Priority No. 1
GA SAFETY, SPECIFICALLY FOR RECREATIONAL flying, is EAA’s top priority.
Recently, the NTSB placed GA safety on its “most wanted” list,
initiating a program to help prevent accidents and save lives. EAA
AirVenture Oshkosh 2011 provided a venue for the two organizations
to meet and discuss ways to work together to achieve common goals.
NTSB Chairman Deborah A.P. Hersman and board member Earl
F. Weener arrived at AirVenture in a GA airplane piloted by Weener.
This marked the first visit to AirVenture for Hersman, while Weener
has attended many times.
Shortly after their
arrival, Hersman and
Weener met with the
presidents of EAA,
AOPA, NBAA, NATA,
GAMA, and HAI and
discussed how they
could work together to
improve GA safety. The
General Aviation Joint

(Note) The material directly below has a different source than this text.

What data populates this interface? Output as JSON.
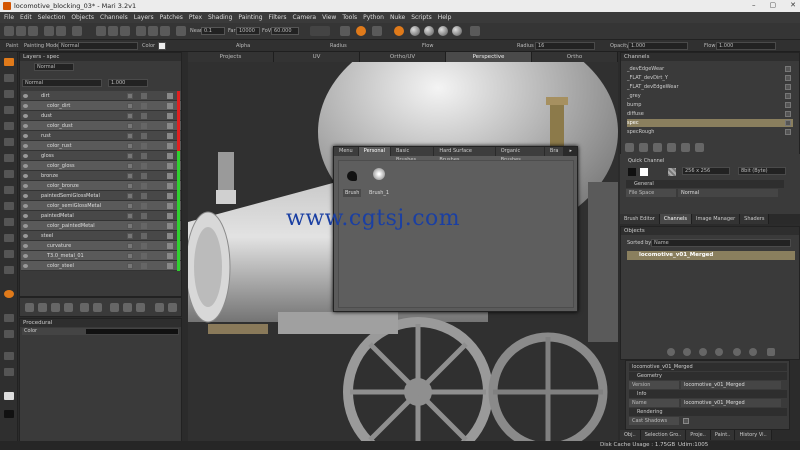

(GAJSC) provides the
best channel through
which all of the
associations’ collective efforts can be funneled. EAA and NTSB
participate in the GAJSC, the Safety Analysis Team under it, and

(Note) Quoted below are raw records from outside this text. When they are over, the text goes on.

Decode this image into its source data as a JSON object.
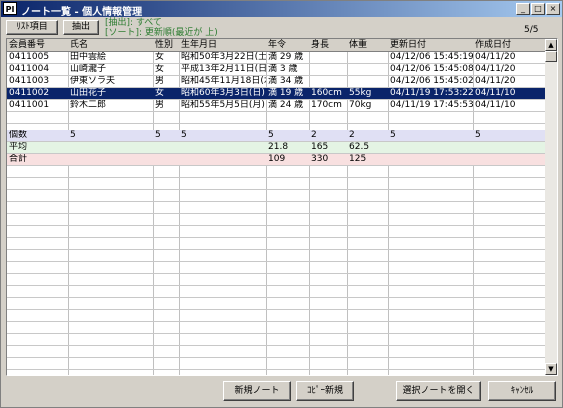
{
  "window": {
    "title": "ノート一覧 - 個人情報管理",
    "icon_text": "PI",
    "controls": [
      "_",
      "□",
      "×"
    ]
  },
  "toolbar": {
    "list_items_label": "ﾘｽﾄ項目",
    "extract_label": "抽出",
    "extract_info": "[抽出]: すべて",
    "sort_info": "[ソート]: 更新順(最近が 上)",
    "count": "5/5"
  },
  "table": {
    "columns": [
      "会員番号",
      "氏名",
      "性別",
      "生年月日",
      "年令",
      "身長",
      "体重",
      "更新日付",
      "作成日付"
    ],
    "rows": [
      [
        "0411005",
        "田中雲絵",
        "女",
        "昭和50年3月22日(土",
        "満 29 歳",
        "",
        "",
        "04/12/06 15:45:19",
        "04/11/20"
      ],
      [
        "0411004",
        "山崎瀧子",
        "女",
        "平成13年2月11日(日",
        "満 3 歳",
        "",
        "",
        "04/12/06 15:45:08",
        "04/11/20"
      ],
      [
        "0411003",
        "伊東ソラ夫",
        "男",
        "昭和45年11月18日(水",
        "満 34 歳",
        "",
        "",
        "04/12/06 15:45:02",
        "04/11/20"
      ],
      [
        "0411002",
        "山田花子",
        "女",
        "昭和60年3月3日(日)",
        "満 19 歳",
        "160cm",
        "55kg",
        "04/11/19 17:53:22",
        "04/11/10"
      ],
      [
        "0411001",
        "鈴木二郎",
        "男",
        "昭和55年5月5日(月)",
        "満 24 歳",
        "170cm",
        "70kg",
        "04/11/19 17:45:53",
        "04/11/10"
      ]
    ],
    "selected_row": 3,
    "stats": {
      "count": [
        "個数",
        "5",
        "5",
        "5",
        "5",
        "2",
        "2",
        "5",
        "5"
      ],
      "avg": [
        "平均",
        "",
        "",
        "",
        "21.8",
        "165",
        "62.5",
        "",
        ""
      ],
      "sum": [
        "合計",
        "",
        "",
        "",
        "109",
        "330",
        "125",
        "",
        ""
      ]
    }
  },
  "footer": {
    "new_note_label": "新規ノート",
    "copy_new_label": "ｺﾋﾟｰ新規",
    "open_selected_label": "選択ノートを開く",
    "cancel_label": "ｷｬﾝｾﾙ"
  },
  "colors": {
    "titlebar_start": "#0a246a",
    "titlebar_end": "#a6caf0",
    "selected_row": "#0a246a",
    "info_text": "#2e7d32",
    "count_row": "#e0e0f4",
    "avg_row": "#e4f4e4",
    "sum_row": "#f8e0e0"
  }
}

NTSB Chairman Deborah A.P. Hersman, EAA founder
Paul Poberezny, and board member Earl Weener pose
for a photograph at EAA AirVenture Oshkosh 2011.
NTSB Chairman Deborah A.P. Hersman talks with Andy Werback, EAA 699040, about his
personal experience building a Lancair Legacy.
the newly formed Loss of Control Working Group.
While walking the flightline, Hersman met Andy Werback,
EAA 699040, and had an impromptu conversation about GA
safety. Andy recounted his personal experience building a Lancair
Legacy, using EAA’s technical counselor program and chapter
members’ knowledge to help when he needed it. Andy spoke about
his transition training program in which his CFI provided make
and model training in another Lancair, flew the first few hours
on Andy’s Legacy, and once he felt Andy’s skills and aircraft were
sound, gave Andy the green light to finish the phase one test flying
of his aircraft. By using proven effective programs and processes,
Andy’s build and transition were safe and provided a great example
of how the process can and should work.
Chairman Hersman, who was recently confirmed to another two-year term, left AirVenture 2011 with a better sense of what makes up
GA and what EAA is doing to improve its safety.
TYPE CLUBS TALK TRANSITION TRAINING
Participation is key
SAFETY STUDIES ROUTINELY SHOW that pilots
who are actively engaged in type clubs
suffer fewer accidents than pilots who are
not involved with such clubs. With that
knowledge in mind, along with a desire to
improve safety among all GA operators,
leaders from aircraft type clubs and pilot
associations met at AirVenture 2011 to discuss
forming a coalition to improve GA safety.
One objective of the coalition is to
reach pilots who are not yet members of an
organization familiar with their aircraft and
get them the information they need to fly in a
safe, effective manner.
At the meeting, attendees discussed a
“push” strategy to reach those pilots: When a
pilot registers his or her aircraft, the coalition
would send the registrant type-specific
safety information, including how to obtain
FAMILIARITY BREEDS SAFETY
For many type-certificated GA aircraft,
training can be found easily at a local FBO.
For experimental amateur-built, warbird,
and some specific makes and models of
GA aircraft, however, that training can be
difficult to obtain. This coalition will lever-
age its knowledge and resources to better
prepare GA pilots for flight risks associated
with known accident “hot spots.” Risk will be
reduced through focused training, outreach,
and cultural change.
For a link to a current listing of the various type
clubs, visit www.SportAviation.org.